• _What is needed_: Retype the entries exactly, keeping every line intact.

[Data items]
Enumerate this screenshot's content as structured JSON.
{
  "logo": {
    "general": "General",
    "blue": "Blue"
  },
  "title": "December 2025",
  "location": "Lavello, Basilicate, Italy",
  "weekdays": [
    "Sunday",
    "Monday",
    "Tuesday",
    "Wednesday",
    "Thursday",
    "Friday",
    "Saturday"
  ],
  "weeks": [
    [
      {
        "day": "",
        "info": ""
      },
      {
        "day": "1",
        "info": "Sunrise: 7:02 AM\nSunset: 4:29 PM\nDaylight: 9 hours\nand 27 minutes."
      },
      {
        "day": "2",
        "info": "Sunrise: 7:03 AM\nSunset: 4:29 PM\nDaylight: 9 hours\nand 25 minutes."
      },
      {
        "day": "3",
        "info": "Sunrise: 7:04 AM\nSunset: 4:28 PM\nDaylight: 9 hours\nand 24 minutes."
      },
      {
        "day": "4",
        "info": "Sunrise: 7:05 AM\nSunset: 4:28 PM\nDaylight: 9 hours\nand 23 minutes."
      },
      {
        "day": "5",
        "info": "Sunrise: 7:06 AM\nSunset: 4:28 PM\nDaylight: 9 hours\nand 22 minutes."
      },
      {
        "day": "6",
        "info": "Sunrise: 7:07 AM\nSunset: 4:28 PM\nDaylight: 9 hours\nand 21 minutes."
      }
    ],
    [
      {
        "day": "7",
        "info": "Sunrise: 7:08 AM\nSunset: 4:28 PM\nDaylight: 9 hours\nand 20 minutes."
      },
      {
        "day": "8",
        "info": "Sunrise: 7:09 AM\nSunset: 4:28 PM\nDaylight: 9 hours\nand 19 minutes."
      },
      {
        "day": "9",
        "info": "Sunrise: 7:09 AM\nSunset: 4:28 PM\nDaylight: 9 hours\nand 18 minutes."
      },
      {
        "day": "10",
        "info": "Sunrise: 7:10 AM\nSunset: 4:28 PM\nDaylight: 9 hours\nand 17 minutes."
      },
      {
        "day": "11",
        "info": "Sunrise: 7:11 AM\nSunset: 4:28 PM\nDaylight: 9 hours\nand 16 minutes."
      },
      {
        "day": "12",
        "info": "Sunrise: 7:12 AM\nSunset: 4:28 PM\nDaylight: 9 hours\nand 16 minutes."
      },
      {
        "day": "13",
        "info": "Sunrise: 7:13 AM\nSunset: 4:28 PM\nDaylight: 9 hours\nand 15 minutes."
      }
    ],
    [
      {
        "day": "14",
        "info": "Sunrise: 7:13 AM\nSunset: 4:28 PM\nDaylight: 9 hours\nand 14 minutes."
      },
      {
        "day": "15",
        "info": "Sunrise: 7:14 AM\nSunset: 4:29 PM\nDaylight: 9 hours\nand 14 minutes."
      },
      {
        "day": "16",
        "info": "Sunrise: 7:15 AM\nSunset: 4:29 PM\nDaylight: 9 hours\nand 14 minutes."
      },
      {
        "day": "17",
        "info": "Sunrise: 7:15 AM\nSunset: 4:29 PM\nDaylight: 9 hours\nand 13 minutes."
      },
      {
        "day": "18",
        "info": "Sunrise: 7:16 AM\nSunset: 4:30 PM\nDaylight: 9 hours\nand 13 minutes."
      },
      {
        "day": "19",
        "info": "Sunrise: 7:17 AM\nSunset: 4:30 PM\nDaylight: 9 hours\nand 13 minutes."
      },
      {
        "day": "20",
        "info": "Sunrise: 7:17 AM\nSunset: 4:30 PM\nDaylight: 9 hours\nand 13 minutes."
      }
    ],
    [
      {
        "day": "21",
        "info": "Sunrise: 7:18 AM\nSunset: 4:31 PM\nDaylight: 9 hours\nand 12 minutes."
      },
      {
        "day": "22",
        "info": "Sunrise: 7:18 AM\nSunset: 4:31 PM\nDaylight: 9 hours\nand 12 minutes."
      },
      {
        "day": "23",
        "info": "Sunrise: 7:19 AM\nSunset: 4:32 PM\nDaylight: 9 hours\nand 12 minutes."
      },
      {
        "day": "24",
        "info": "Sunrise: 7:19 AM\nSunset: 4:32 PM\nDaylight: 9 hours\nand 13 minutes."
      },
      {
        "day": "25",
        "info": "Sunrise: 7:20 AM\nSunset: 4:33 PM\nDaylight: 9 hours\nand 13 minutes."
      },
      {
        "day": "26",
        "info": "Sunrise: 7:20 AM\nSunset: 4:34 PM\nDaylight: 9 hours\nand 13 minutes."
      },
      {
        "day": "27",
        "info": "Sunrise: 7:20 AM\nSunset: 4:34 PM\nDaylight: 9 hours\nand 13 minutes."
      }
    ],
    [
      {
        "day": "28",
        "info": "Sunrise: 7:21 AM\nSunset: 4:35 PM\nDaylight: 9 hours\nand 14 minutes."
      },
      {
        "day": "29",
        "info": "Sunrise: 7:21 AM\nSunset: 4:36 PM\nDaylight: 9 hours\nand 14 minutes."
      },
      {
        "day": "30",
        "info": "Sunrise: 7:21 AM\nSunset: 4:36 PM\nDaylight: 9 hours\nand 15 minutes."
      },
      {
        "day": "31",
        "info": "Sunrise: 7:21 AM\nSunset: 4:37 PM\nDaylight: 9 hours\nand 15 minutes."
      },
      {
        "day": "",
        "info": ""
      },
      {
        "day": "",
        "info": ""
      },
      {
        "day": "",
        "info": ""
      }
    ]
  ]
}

• _Final answer_:
Enumerate this screenshot's content as structured JSON.
{
  "logo": {
    "general": "General",
    "blue": "Blue"
  },
  "title": "December 2025",
  "location": "Lavello, Basilicate, Italy",
  "weekdays": [
    "Sunday",
    "Monday",
    "Tuesday",
    "Wednesday",
    "Thursday",
    "Friday",
    "Saturday"
  ],
  "weeks": [
    [
      {
        "day": "",
        "info": ""
      },
      {
        "day": "1",
        "info": "Sunrise: 7:02 AM\nSunset: 4:29 PM\nDaylight: 9 hours\nand 27 minutes."
      },
      {
        "day": "2",
        "info": "Sunrise: 7:03 AM\nSunset: 4:29 PM\nDaylight: 9 hours\nand 25 minutes."
      },
      {
        "day": "3",
        "info": "Sunrise: 7:04 AM\nSunset: 4:28 PM\nDaylight: 9 hours\nand 24 minutes."
      },
      {
        "day": "4",
        "info": "Sunrise: 7:05 AM\nSunset: 4:28 PM\nDaylight: 9 hours\nand 23 minutes."
      },
      {
        "day": "5",
        "info": "Sunrise: 7:06 AM\nSunset: 4:28 PM\nDaylight: 9 hours\nand 22 minutes."
      },
      {
        "day": "6",
        "info": "Sunrise: 7:07 AM\nSunset: 4:28 PM\nDaylight: 9 hours\nand 21 minutes."
      }
    ],
    [
      {
        "day": "7",
        "info": "Sunrise: 7:08 AM\nSunset: 4:28 PM\nDaylight: 9 hours\nand 20 minutes."
      },
      {
        "day": "8",
        "info": "Sunrise: 7:09 AM\nSunset: 4:28 PM\nDaylight: 9 hours\nand 19 minutes."
      },
      {
        "day": "9",
        "info": "Sunrise: 7:09 AM\nSunset: 4:28 PM\nDaylight: 9 hours\nand 18 minutes."
      },
      {
        "day": "10",
        "info": "Sunrise: 7:10 AM\nSunset: 4:28 PM\nDaylight: 9 hours\nand 17 minutes."
      },
      {
        "day": "11",
        "info": "Sunrise: 7:11 AM\nSunset: 4:28 PM\nDaylight: 9 hours\nand 16 minutes."
      },
      {
        "day": "12",
        "info": "Sunrise: 7:12 AM\nSunset: 4:28 PM\nDaylight: 9 hours\nand 16 minutes."
      },
      {
        "day": "13",
        "info": "Sunrise: 7:13 AM\nSunset: 4:28 PM\nDaylight: 9 hours\nand 15 minutes."
      }
    ],
    [
      {
        "day": "14",
        "info": "Sunrise: 7:13 AM\nSunset: 4:28 PM\nDaylight: 9 hours\nand 14 minutes."
      },
      {
        "day": "15",
        "info": "Sunrise: 7:14 AM\nSunset: 4:29 PM\nDaylight: 9 hours\nand 14 minutes."
      },
      {
        "day": "16",
        "info": "Sunrise: 7:15 AM\nSunset: 4:29 PM\nDaylight: 9 hours\nand 14 minutes."
      },
      {
        "day": "17",
        "info": "Sunrise: 7:15 AM\nSunset: 4:29 PM\nDaylight: 9 hours\nand 13 minutes."
      },
      {
        "day": "18",
        "info": "Sunrise: 7:16 AM\nSunset: 4:30 PM\nDaylight: 9 hours\nand 13 minutes."
      },
      {
        "day": "19",
        "info": "Sunrise: 7:17 AM\nSunset: 4:30 PM\nDaylight: 9 hours\nand 13 minutes."
      },
      {
        "day": "20",
        "info": "Sunrise: 7:17 AM\nSunset: 4:30 PM\nDaylight: 9 hours\nand 13 minutes."
      }
    ],
    [
      {
        "day": "21",
        "info": "Sunrise: 7:18 AM\nSunset: 4:31 PM\nDaylight: 9 hours\nand 12 minutes."
      },
      {
        "day": "22",
        "info": "Sunrise: 7:18 AM\nSunset: 4:31 PM\nDaylight: 9 hours\nand 12 minutes."
      },
      {
        "day": "23",
        "info": "Sunrise: 7:19 AM\nSunset: 4:32 PM\nDaylight: 9 hours\nand 12 minutes."
      },
      {
        "day": "24",
        "info": "Sunrise: 7:19 AM\nSunset: 4:32 PM\nDaylight: 9 hours\nand 13 minutes."
      },
      {
        "day": "25",
        "info": "Sunrise: 7:20 AM\nSunset: 4:33 PM\nDaylight: 9 hours\nand 13 minutes."
      },
      {
        "day": "26",
        "info": "Sunrise: 7:20 AM\nSunset: 4:34 PM\nDaylight: 9 hours\nand 13 minutes."
      },
      {
        "day": "27",
        "info": "Sunrise: 7:20 AM\nSunset: 4:34 PM\nDaylight: 9 hours\nand 13 minutes."
      }
    ],
    [
      {
        "day": "28",
        "info": "Sunrise: 7:21 AM\nSunset: 4:35 PM\nDaylight: 9 hours\nand 14 minutes."
      },
      {
        "day": "29",
        "info": "Sunrise: 7:21 AM\nSunset: 4:36 PM\nDaylight: 9 hours\nand 14 minutes."
      },
      {
        "day": "30",
        "info": "Sunrise: 7:21 AM\nSunset: 4:36 PM\nDaylight: 9 hours\nand 15 minutes."
      },
      {
        "day": "31",
        "info": "Sunrise: 7:21 AM\nSunset: 4:37 PM\nDaylight: 9 hours\nand 15 minutes."
      },
      {
        "day": "",
        "info": ""
      },
      {
        "day": "",
        "info": ""
      },
      {
        "day": "",
        "info": ""
      }
    ]
  ]
}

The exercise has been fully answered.